■ Problem: Extract each line holding the word "category" from the entries.

(Element data from apps and pages)
◆ ◆ ◆ ◆
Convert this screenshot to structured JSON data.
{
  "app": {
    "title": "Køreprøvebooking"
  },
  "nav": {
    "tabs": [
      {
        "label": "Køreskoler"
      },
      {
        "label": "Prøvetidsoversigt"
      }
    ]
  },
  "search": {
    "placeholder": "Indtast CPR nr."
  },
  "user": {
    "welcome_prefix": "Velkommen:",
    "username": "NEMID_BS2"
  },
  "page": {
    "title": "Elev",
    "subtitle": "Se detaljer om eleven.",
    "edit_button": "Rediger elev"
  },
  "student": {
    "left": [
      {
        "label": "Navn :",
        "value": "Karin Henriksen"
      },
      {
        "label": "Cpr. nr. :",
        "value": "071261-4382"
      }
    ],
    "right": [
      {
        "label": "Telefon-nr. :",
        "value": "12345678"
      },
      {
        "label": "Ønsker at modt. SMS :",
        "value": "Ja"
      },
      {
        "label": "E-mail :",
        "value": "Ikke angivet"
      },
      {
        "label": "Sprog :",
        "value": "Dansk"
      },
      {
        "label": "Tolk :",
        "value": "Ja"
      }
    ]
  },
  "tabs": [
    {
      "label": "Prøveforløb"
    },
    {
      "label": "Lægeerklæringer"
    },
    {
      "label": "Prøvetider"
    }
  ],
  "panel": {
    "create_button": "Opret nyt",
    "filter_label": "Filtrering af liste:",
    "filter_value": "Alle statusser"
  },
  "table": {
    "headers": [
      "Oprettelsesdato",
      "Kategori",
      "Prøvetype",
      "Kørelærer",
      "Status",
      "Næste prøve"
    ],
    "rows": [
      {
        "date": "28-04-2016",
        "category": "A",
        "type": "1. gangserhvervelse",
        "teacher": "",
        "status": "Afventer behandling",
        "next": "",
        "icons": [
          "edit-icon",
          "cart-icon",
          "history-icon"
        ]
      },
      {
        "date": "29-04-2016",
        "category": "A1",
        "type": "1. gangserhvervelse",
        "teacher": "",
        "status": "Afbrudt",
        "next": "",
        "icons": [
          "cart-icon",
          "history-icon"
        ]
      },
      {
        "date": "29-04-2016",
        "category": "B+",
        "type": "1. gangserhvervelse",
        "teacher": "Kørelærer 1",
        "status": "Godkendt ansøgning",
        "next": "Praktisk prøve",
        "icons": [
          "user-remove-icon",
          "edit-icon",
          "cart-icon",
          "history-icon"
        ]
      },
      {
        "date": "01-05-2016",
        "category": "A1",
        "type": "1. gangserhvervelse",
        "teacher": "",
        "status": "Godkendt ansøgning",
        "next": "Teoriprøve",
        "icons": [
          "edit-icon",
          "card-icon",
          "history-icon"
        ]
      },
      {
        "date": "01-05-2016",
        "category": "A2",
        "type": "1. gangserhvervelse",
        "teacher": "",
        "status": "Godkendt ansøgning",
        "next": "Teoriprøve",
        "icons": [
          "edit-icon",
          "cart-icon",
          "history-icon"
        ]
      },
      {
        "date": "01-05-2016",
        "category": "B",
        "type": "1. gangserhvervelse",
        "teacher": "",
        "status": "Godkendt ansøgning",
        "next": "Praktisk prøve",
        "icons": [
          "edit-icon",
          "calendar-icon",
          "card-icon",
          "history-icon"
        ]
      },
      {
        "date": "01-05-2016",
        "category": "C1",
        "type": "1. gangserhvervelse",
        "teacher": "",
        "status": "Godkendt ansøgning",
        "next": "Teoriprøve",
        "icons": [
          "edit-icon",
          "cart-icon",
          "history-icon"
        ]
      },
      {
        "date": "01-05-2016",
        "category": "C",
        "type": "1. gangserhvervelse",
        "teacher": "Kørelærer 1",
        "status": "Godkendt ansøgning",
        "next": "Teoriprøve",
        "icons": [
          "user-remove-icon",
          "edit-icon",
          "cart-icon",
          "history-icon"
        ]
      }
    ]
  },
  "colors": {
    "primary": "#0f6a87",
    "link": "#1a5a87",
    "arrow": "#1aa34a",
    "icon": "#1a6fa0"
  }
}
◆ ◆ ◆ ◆
■ Completed task:
        "category": "A",
        "category": "A1",
        "category": "B+",
        "category": "A1",
        "category": "A2",
        "category": "B",
        "category": "C1",
        "category": "C",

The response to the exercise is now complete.